If a single formula could turn everyone into a wrestling state champion, then all wrestlers would quickly adopt it. Unfortunately, though, becoming a champion isn't just about skill. It also depends on various factors, even a bit of luck. The relative competitiveness of your state, your access to good coaches and your ability to find a supportive team can all make a difference. But if you work hard enough and everything aligns, you may become a champion.
Video of the Day
Start training as early as you can. Every additional year you spend training means you get more time to master both basic and advanced skills. Elementary and middle schoolers who don't have access to a school team should consider private training at a wrestling facility or see if they can join another school's team or an intramural league. Early training helps you gain flexibility, strength and skill. It also helps improve muscle memory so that basic moves become automatic and require little thinking.
Listen to your coaches and your peers. This might seem like an obvious strategy, but wrestling is a combat sport that can stroke the ego.

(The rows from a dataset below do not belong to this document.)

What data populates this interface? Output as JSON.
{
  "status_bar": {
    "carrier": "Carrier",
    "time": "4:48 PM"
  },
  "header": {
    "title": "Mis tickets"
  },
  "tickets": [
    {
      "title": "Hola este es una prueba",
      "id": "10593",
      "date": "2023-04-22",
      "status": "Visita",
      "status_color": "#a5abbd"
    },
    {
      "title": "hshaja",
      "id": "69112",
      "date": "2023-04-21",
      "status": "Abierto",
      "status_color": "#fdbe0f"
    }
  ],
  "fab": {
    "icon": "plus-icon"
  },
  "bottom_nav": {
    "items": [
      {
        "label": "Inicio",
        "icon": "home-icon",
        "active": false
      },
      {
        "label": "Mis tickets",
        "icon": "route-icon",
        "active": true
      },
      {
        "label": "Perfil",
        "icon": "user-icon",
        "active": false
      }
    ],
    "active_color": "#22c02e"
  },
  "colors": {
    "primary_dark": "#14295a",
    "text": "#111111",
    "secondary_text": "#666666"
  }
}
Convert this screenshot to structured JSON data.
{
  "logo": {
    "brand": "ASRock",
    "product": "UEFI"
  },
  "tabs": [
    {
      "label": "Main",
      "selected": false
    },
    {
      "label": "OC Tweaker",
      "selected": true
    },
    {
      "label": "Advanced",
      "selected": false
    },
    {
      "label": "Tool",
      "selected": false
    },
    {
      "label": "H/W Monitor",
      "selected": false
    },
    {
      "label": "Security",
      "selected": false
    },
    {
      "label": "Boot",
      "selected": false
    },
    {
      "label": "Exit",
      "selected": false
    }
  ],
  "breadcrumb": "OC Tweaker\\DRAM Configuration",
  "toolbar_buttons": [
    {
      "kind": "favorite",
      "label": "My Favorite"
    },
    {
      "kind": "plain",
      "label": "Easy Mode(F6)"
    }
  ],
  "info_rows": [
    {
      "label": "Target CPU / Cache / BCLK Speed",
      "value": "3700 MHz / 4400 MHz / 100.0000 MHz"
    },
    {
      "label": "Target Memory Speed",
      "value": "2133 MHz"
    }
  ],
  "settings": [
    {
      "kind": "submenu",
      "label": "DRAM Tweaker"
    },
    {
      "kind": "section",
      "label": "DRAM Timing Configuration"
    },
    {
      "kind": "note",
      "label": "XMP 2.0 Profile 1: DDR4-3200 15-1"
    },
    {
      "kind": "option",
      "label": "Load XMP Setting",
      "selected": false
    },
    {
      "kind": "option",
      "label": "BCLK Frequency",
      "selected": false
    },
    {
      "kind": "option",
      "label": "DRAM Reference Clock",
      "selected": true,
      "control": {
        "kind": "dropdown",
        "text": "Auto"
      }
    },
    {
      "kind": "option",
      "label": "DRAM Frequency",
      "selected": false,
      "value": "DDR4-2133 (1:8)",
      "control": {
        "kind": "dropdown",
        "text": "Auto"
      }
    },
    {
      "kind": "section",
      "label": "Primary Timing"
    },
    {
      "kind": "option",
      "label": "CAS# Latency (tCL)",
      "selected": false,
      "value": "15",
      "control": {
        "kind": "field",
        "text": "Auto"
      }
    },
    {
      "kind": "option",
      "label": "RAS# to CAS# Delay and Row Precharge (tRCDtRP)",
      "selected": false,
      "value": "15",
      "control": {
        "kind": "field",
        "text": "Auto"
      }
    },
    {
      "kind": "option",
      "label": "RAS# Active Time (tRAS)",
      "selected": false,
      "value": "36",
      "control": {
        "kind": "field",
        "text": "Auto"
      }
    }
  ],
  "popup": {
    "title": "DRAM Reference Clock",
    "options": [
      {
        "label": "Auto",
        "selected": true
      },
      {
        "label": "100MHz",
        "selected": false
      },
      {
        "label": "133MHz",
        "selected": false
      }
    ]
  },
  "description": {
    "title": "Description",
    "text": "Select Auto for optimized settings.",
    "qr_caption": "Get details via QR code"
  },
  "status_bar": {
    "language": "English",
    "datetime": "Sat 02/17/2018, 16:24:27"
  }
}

Some wrestlers become so invested in proving their toughness that they're unwilling to learn new methods or question the way they do things. If your coach shows you a new maneuver, learn it and practice it even if it doesn't fit your style or you don't think the maneuver is ideal.
Practice outside of your wrestling classes. Wrestling isn't just an athletic endeavor. It's also an intellectual one. The best wrestlers repeatedly go over moves in their heads and design new escapes. When you see your teammates wrestle, contemplate their moves and consider what you might do differently. When you're out and about, consider how you'd react if someone suddenly grabbed your leg, your arm or your torso. This improves your reaction time and helps you develop novel techniques that other wrestlers might not consider.
Focus on conditioning. Strength-training and cardiovascular endurance both play key roles in a wrestler's success. Aim for at least five days a week of cardio, such as running and jumping rope, and do strength-based routines at least three days a week. Your strength-training sessions should heavily focus on core strength. For the healthiest body possible, you'll also need one to two rest days. Take these days to do low-intensity activities, such as yoga.
Enroll in a competitive wrestling team. No matter how good you are, you won't become a state champion if you're never given the chance to compete. You'll also need to impress your coach if you want to be enrolled in tournaments, so practice good sportsmanship. Help other wrestlers master basic techniques and allow your coach to see you testing out new moves.